Kwantlen artist Brandon Gabriel with the canoe and one of the paddles he decorated, at Tuesday's opening of contemporary Kwantlen First Nations arts exhibit at the Centennial Museum in Fort Langley.

Kwantlen artist Brandon Gabriel with the canoe and one of the paddles he decorated, at Tuesday's opening of contemporary Kwantlen First Nations arts exhibit at the Centennial Museum in Fort Langley.

Kwantlen First Nations art in spotlight

Kwantlen First Nation artists were in the spotlight when the Langley Centennial Museum opened its newest exhibit

The talents of Kwantlen First Nation artists were in the spotlight when the Langley Centennial Museum opened its newest exhibit, “Here and Now: Contemporary Kwantlen First Nations Art” on May 15.

Featuring the work of Brandon Gabriel and Phyllis Atkins, the exhibit highlights the connection between Kwantlen First Nation’s past and present.

Works in the exhibit explore the diverse methods and inspirations of both artists, and many pieces have particular significance for the entire Kwantlen First Nation.

One of the most substantial pieces is a 25-foot canoe. Over the years, the canoe has travelled down many exciting and challenging waterways. It has recently undergone refurbishments, including a new frame, seating, and gunnel made entirely from Stanley Park cedar that fell during the great winter storm of 2006.

The canoe was painted by Gabriel and was given a proper name at the exhibit’s opening reception: “hiyakw e te stahluxw” which is hun’cem’enum (Salish language) for “Chief of the River.”

Atkins’ oil paintings also depict the community of the Kwantlen. Many of her paintings express the Kwantlen’s journey of life and the sacredness of precious resources.

Her “Salmon” painting represents the importance of the salmon industry to Kwantlen peoples. This work also is inspired by her husband’s carvings, which are on display at the corner of River Road and Mavis Street in Fort Langley.
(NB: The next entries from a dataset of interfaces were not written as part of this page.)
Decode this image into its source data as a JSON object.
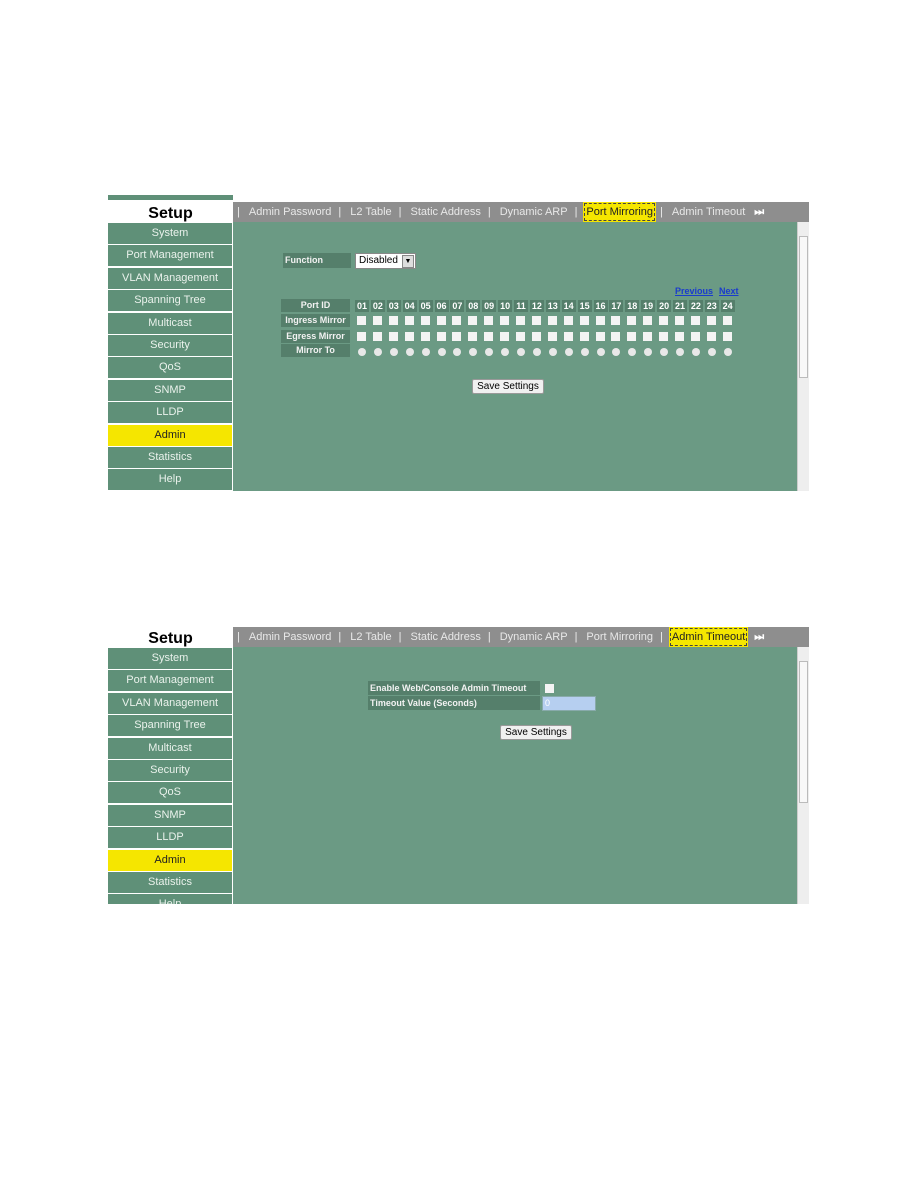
{
  "sidebar": {
    "title": "Setup",
    "items": [
      "System",
      "Port Management",
      "VLAN Management",
      "Spanning Tree",
      "Multicast",
      "Security",
      "QoS",
      "SNMP",
      "LLDP",
      "Admin",
      "Statistics",
      "Help"
    ],
    "active": "Admin"
  },
  "tabs": [
    "Admin Password",
    "L2 Table",
    "Static Address",
    "Dynamic ARP",
    "Port Mirroring",
    "Admin Timeout"
  ],
  "colors": {
    "content_bg": "#6b9a84",
    "sidebar_bg": "#5f9078",
    "active": "#f5e600",
    "tabbar": "#8e8e8e"
  },
  "port_mirroring": {
    "active_tab": "Port Mirroring",
    "function_label": "Function",
    "function_value": "Disabled",
    "previous_label": "Previous",
    "next_label": "Next",
    "row_labels": {
      "port_id": "Port ID",
      "ingress": "Ingress Mirror",
      "egress": "Egress Mirror",
      "mirror_to": "Mirror To"
    },
    "ports": [
      "01",
      "02",
      "03",
      "04",
      "05",
      "06",
      "07",
      "08",
      "09",
      "10",
      "11",
      "12",
      "13",
      "14",
      "15",
      "16",
      "17",
      "18",
      "19",
      "20",
      "21",
      "22",
      "23",
      "24"
    ],
    "save_label": "Save Settings"
  },
  "admin_timeout": {
    "active_tab": "Admin Timeout",
    "enable_label": "Enable Web/Console Admin Timeout",
    "enable_checked": false,
    "timeout_label": "Timeout Value (Seconds)",
    "timeout_value": "0",
    "save_label": "Save Settings"
  }
}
The full house at the opening enjoyed a salmon dinner, a blanketing ceremony, and a traditional canoe blessing with drums and songs, which was the first of its kind for the Kwantlen First Nation in 100 years.

The exhibit continues until August 29.